━━ Exercise input ━━
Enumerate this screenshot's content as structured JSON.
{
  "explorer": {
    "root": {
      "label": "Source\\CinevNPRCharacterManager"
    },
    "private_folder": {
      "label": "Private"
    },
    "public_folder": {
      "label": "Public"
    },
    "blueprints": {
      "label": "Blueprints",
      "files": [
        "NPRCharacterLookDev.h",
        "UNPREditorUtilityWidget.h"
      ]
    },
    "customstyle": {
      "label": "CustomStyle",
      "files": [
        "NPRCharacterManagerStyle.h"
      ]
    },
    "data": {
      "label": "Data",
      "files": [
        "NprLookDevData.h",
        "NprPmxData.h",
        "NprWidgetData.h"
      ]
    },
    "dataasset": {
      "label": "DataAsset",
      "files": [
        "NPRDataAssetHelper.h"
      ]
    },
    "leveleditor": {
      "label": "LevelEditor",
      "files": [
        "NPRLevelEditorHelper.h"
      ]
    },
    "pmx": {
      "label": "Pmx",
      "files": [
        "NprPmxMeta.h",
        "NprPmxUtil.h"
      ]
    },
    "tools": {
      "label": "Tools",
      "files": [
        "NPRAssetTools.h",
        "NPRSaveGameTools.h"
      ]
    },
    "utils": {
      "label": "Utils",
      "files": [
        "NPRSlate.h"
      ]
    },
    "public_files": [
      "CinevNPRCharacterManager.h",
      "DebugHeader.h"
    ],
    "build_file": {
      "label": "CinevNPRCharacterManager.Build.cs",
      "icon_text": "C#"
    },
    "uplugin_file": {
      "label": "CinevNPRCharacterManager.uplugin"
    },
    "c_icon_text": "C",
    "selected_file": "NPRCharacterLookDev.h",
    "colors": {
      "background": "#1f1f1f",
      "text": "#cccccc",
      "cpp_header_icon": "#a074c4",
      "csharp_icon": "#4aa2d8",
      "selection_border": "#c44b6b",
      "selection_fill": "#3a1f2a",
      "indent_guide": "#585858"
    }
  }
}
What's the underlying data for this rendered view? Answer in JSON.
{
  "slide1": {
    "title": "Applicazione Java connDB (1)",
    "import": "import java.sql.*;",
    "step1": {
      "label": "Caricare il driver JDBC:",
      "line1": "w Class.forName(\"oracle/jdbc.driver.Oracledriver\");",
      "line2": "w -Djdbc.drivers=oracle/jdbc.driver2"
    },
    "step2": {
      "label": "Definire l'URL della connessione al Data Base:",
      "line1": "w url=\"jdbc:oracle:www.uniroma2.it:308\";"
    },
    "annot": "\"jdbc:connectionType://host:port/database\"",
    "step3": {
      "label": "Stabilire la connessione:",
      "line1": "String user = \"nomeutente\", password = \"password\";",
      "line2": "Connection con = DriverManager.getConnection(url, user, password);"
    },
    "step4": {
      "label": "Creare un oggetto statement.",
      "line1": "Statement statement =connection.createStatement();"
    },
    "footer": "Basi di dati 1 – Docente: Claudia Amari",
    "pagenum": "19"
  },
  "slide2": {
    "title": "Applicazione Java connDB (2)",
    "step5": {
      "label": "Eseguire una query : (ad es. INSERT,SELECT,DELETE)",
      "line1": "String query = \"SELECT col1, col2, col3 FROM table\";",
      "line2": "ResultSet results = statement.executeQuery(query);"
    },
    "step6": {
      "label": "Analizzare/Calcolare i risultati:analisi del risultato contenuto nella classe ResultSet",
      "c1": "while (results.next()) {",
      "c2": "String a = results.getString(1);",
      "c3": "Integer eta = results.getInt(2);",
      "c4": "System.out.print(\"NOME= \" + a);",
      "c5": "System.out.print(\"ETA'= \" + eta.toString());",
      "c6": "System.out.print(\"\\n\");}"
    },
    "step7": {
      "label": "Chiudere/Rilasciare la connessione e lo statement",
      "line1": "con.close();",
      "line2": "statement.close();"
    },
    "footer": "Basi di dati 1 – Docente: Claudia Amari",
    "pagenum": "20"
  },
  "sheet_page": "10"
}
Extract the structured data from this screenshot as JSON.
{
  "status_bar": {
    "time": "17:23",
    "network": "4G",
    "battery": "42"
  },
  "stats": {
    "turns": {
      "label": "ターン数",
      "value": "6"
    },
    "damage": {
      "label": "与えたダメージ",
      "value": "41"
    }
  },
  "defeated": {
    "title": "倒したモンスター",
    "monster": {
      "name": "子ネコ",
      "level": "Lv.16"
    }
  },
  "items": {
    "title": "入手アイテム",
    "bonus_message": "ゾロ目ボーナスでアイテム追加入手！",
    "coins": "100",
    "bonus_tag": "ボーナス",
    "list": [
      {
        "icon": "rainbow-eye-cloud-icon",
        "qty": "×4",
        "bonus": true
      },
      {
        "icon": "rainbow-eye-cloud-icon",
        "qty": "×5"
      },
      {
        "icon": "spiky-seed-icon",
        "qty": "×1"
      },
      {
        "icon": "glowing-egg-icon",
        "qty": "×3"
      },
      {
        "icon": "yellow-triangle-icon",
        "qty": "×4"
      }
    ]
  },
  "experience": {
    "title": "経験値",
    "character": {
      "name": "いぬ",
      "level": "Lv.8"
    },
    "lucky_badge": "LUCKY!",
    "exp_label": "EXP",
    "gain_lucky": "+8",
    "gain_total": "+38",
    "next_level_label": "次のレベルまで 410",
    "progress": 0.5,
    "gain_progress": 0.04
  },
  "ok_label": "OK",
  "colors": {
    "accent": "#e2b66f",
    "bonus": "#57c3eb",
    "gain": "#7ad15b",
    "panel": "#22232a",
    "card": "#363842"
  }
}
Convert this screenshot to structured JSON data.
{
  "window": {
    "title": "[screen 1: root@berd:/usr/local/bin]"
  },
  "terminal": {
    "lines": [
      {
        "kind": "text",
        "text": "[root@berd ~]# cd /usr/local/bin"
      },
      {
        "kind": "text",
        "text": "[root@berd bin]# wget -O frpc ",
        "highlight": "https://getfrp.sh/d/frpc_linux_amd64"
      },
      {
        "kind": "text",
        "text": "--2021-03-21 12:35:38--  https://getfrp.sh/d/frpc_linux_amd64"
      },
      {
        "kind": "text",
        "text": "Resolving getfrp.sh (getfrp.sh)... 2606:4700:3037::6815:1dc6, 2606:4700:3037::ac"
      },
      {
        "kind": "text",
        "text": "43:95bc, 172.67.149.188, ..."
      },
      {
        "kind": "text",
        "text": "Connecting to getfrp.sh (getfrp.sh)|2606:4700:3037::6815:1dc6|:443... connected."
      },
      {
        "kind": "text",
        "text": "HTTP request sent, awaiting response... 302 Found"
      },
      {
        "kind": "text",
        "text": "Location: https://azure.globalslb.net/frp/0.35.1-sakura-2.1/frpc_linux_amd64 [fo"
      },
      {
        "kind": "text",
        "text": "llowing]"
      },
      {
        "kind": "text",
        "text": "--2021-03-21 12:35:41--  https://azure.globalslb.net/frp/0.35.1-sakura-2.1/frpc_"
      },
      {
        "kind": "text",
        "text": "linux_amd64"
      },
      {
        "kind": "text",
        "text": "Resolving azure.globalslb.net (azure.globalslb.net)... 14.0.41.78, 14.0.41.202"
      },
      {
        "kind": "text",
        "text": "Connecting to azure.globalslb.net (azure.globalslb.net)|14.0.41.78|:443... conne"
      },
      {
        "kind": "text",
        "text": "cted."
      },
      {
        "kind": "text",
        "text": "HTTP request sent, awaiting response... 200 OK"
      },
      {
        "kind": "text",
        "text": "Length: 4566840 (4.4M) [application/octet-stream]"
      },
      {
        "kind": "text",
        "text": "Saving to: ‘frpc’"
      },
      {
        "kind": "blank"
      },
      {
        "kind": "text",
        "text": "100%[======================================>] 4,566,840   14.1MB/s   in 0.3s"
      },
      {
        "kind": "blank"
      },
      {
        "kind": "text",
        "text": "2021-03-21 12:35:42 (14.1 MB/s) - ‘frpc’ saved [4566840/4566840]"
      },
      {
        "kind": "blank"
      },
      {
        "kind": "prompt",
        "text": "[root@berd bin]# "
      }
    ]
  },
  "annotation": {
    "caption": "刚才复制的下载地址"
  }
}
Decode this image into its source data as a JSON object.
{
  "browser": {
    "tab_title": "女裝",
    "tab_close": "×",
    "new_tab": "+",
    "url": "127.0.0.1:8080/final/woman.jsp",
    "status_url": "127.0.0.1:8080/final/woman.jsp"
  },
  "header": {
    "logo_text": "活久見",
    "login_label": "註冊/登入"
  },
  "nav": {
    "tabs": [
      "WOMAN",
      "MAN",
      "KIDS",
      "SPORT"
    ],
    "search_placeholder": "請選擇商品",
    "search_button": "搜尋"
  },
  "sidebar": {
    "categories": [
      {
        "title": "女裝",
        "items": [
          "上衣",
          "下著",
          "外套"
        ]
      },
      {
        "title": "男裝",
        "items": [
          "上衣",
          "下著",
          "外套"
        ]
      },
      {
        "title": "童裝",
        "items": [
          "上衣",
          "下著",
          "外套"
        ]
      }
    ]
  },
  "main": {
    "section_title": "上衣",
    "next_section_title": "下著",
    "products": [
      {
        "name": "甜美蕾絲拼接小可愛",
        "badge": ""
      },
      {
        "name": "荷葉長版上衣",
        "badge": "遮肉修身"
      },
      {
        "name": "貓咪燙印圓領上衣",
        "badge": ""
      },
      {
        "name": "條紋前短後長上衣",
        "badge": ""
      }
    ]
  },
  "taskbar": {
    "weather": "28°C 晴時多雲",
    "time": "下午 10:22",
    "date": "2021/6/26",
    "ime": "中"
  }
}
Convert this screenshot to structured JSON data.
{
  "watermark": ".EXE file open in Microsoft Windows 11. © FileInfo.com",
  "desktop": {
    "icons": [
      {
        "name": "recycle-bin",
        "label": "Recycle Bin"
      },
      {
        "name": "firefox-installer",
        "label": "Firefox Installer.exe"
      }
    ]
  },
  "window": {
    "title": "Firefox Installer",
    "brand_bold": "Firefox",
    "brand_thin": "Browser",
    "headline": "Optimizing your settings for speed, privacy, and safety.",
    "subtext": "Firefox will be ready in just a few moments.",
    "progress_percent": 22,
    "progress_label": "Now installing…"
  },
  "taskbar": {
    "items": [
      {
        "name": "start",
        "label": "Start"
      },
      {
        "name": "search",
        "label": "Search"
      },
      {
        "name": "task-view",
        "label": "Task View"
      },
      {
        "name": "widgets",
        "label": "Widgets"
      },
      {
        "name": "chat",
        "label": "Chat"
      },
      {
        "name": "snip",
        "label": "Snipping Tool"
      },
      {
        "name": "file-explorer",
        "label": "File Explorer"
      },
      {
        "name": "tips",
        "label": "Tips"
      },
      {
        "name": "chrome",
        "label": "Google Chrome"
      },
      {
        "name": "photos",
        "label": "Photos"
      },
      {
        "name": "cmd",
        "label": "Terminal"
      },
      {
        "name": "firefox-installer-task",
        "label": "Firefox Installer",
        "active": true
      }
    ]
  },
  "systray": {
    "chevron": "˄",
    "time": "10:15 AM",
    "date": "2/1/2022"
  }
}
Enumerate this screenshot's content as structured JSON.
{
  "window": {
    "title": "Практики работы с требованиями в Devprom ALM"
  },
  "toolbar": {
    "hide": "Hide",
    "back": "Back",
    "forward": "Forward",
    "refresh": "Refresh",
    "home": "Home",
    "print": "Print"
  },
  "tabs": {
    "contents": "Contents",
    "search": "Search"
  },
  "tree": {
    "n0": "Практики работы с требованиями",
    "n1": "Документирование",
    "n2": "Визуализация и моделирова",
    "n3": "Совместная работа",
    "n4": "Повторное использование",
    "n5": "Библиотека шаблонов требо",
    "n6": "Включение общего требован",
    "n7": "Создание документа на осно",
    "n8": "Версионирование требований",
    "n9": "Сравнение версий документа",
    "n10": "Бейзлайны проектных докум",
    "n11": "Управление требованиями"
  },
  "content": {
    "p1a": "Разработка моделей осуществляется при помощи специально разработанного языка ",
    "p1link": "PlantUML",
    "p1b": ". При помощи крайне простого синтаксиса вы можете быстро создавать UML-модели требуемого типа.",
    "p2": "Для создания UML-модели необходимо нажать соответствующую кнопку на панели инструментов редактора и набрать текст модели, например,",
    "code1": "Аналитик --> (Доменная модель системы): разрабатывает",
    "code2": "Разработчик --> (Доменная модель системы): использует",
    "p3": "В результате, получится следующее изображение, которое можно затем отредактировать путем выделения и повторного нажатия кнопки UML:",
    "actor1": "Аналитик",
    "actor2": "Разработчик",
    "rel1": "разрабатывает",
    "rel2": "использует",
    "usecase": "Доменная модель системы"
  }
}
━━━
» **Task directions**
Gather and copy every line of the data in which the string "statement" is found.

» **Output of the exercise**
      "label": "Creare un oggetto statement.",
      "line1": "Statement statement =connection.createStatement();"
      "line2": "ResultSet results = statement.executeQuery(query);"
      "label": "Chiudere/Rilasciare la connessione e lo statement",
      "line2": "statement.close();"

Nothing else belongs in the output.